As announced earlier this week, vFabric Postgres (vPostgres) is now available within vFabric Suite 5.1 Advanced. With vPostgres, the well-respected, open-source database gains built in best practices, optimized configuration, and cloud-ready features. While vFabric Postgres is synced up to PostgreSQL 9.1.3 minor release and includes all the new features of this version of the database (see PostgreSQL wiki for more), vFabric adds many features and considerable improvements in three categories:
1. Development and deployment become simpler, smarter, and cloud ready 2. Performance improvements with elastic memory and more 3. Monitoring and administration get an upgrade 4. Lower TCO and increased staff efficiency
Development and Deployment with vFabric Postgres
First, vPostgres is available in two form factors:
vPostgres Virtual Appliance
vPostgres RPMs for 64-bit Linux Servers (RHEL 6, Suse 11 sp1+)
Today, VMware announced the release of VMware vFabric Suite 5.1, an integrated family of components that streamline how companies build, run and manage Java Spring applications whether on-premise or in the cloud. At VMware, we understand that smart, agile and cost-effective cloud infrastructure services are important. But ultimately, it’s about the applications that run atop that cloud infrastructure.
This latest release of vFabric Suite puts the largest set of modern cloud services within easy reach for companies that need to build cloud-ready Java applications that are deployed easily, scale quickly, and use popular open source application infrastructure technologies.
This interview is with Jeff Reed, Application Development Executive with Logicalis.
Q1: How have you partnered with VMware?
Answer: Logicalis is a Global Systems Integrator and premier partner of VMware.

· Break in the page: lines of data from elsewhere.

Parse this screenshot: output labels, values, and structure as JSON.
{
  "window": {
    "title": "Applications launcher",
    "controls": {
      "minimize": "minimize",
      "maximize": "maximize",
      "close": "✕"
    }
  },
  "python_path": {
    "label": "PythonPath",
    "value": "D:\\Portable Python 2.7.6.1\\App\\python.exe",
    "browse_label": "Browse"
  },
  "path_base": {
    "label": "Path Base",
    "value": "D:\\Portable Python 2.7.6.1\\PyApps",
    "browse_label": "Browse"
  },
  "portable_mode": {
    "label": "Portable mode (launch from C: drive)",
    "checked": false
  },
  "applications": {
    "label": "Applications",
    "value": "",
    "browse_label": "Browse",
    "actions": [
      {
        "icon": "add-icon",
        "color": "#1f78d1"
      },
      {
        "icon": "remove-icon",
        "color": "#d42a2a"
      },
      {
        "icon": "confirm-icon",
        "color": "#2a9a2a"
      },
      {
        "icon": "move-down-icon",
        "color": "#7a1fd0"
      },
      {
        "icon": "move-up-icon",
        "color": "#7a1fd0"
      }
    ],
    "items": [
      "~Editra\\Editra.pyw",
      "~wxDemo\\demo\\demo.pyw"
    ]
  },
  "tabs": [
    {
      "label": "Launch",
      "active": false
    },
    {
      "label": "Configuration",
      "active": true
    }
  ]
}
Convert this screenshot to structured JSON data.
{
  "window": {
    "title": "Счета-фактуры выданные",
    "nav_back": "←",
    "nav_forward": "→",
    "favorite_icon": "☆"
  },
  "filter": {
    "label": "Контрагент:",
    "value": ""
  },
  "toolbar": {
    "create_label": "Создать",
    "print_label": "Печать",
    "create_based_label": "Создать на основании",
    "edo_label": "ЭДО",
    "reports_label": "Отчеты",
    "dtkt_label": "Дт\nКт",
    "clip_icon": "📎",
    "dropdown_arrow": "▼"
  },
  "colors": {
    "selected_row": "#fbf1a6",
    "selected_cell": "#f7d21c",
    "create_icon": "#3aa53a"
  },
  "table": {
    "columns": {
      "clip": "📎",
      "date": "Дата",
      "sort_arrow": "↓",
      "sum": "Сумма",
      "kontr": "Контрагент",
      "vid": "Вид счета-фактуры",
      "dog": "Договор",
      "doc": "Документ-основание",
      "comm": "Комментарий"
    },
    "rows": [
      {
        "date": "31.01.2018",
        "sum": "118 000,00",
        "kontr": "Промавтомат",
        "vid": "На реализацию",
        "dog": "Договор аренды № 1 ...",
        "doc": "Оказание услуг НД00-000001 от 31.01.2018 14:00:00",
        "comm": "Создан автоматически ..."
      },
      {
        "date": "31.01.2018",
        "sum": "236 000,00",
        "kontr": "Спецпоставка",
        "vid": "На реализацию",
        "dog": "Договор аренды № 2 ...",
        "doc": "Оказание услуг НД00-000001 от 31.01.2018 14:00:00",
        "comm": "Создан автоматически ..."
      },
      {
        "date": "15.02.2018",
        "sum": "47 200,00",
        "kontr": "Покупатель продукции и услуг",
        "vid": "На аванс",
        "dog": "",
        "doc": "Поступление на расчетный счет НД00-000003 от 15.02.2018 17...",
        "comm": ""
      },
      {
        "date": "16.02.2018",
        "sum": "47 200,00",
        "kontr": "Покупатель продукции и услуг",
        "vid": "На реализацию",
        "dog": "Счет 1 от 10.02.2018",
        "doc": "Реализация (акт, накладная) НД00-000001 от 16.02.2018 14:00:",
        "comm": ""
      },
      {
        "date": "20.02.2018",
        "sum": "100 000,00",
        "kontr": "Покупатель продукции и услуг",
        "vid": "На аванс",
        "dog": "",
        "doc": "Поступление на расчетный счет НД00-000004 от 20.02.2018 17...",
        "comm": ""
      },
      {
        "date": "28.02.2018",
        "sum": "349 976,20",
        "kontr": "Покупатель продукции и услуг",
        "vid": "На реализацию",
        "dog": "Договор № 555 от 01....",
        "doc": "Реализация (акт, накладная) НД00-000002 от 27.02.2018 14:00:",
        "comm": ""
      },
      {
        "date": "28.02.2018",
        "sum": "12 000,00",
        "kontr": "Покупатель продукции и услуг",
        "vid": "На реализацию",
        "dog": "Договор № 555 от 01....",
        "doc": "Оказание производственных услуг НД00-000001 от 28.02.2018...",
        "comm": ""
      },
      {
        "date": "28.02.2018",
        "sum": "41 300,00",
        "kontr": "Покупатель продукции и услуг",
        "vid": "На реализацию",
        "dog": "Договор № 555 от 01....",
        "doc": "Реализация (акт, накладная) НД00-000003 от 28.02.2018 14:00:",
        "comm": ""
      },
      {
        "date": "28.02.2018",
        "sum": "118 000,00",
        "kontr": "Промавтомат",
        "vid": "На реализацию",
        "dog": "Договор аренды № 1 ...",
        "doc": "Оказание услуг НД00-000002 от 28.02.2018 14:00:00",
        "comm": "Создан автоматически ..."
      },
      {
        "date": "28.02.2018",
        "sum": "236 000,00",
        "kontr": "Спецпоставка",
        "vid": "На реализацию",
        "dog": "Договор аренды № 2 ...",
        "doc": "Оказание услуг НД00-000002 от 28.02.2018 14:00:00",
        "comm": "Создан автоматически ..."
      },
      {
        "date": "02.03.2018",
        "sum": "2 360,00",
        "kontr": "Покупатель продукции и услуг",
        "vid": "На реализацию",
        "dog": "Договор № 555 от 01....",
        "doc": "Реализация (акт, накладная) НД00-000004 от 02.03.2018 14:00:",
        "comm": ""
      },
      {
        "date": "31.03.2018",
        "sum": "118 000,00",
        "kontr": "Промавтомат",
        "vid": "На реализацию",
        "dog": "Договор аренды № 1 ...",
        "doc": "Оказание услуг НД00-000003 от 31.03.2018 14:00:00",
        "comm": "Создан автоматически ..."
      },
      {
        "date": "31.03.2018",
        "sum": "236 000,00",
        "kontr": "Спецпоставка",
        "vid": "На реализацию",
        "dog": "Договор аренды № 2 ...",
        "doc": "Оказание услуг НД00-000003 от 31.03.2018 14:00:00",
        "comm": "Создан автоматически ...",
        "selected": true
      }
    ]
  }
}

Virtualization and Cloud Computing are major world-wide practices for us, with proven experience not only in VMware’s virtualization suite of products, but also in VMware vFabric application development, deployment, and management suite of products. We provide public cloud solutions to our customers utilizing the VMware products, as well as help our customers deploy their own private clouds. VMware is the market leader in virtualization and a leader in the transition to cloud computing. We’re collaborating on solutions and opportunities to address the needs of today’s Enterprises as well as tomorrow’s.
Jeff Reed, Logicalis on working with VMware vFabric
Q2) What’s your firm’s background with Java, Spring, and Applications Development and Deployment?